These days, when someone mentions “face time,” we immediately think of that convenient iPhone feature that enables us to do video conferencing, just like the Jetsons. But when it comes to marketing, it has a more traditional meaning – good old-fashioned meet-and-greets, pressing the flesh, and socializing.
Despite the technological accomplishments and integrations of the last few years, where we meet virtually for hearings, depositions, mediations, meetings, and even social functions, there is no replacement for face-to-face interactions. The growth of virtual get-togethers has given us a greater appreciation for the benefits of getting together.
One benefit of social connections is shared experiences. Shared experiences are very powerful ways of building human connections.
Think about those with whom you shared emotionally significant events – your first team sport, starting college, boot camp, sorority or fraternity rush and pledging, law school. You have special bonds with those who shared those experiences. While those bonds are stronger, every personally shared experience has, to some degree, the same effect and impact.
Social interactions energize some people, while others are exhausted by them. Regardless of how they make you feel, they must be done.
If you don’t find yourself seeking them out, you must plan to engage in them lest they won’t be done. They are just as important as any other marketing effort or task. They must be planned and carried out strategically for those who aren’t natural socializers.
What types of social interactions are we talking about?
You name it – from one-on-one luncheons to large conferences. Look for opportunities where potential clients and potential referral sources will be gathered. For one-on-one meetings, plan them. Make a strategic list of people with whom you should spend some time. Plan for coffee, lunch, or a lengthier experience – a sports outing, a show, or seats at a table of some charitable event.
Once there, your presence is important, but so are the interactions.

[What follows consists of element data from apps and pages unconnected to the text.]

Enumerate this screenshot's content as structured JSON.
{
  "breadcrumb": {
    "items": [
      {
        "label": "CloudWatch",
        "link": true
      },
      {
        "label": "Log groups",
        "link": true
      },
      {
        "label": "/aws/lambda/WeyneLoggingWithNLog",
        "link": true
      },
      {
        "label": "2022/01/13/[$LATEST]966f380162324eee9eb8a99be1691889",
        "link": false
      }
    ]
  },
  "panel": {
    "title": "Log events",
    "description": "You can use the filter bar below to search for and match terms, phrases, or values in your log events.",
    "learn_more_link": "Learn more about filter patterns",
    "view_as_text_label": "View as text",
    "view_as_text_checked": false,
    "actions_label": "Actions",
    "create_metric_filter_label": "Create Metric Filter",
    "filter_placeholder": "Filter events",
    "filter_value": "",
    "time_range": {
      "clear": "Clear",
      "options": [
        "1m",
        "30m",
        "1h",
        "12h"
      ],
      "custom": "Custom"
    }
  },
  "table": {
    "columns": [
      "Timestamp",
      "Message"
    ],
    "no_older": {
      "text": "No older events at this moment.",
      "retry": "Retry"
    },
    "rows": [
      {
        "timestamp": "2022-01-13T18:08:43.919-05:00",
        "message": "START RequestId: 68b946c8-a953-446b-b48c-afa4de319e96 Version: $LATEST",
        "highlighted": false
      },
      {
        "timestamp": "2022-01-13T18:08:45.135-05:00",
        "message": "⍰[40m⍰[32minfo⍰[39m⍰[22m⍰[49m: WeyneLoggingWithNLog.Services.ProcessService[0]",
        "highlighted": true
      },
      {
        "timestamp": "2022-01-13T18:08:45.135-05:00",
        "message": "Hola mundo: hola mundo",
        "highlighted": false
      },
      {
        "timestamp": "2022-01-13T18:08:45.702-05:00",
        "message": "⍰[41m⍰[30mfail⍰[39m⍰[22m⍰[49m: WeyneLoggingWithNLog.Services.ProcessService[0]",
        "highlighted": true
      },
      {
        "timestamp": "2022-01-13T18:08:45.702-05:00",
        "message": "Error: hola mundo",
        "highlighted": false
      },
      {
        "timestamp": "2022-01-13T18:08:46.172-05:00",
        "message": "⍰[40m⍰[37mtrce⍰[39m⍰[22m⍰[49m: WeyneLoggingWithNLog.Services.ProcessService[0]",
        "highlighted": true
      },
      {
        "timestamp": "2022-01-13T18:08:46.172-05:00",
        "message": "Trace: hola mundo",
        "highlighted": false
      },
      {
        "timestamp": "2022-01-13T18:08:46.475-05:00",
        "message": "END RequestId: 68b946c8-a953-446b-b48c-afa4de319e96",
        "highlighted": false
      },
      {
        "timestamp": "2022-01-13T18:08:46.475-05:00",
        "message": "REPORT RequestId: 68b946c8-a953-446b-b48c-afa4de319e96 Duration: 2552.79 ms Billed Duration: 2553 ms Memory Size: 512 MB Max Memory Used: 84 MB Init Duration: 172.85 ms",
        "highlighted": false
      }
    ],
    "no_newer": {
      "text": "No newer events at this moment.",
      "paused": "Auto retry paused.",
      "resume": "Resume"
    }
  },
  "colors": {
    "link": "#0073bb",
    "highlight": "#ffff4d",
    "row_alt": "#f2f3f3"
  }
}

This isn’t the time to do any big push, ask, or sales pitch. It also isn’t the time for you to continuously check your phone. Engage in active and empathetic listening. This involves asking questions, giving feedback indicating that you hear what the other is saying, and finding connections. Great conversationalists are great listeners. Think about those you know. Watch them. There is an art and a skill to making conversation, and listening plays a large role. You don’t do it naturally? That’s okay. These are skills that can be learned and practiced.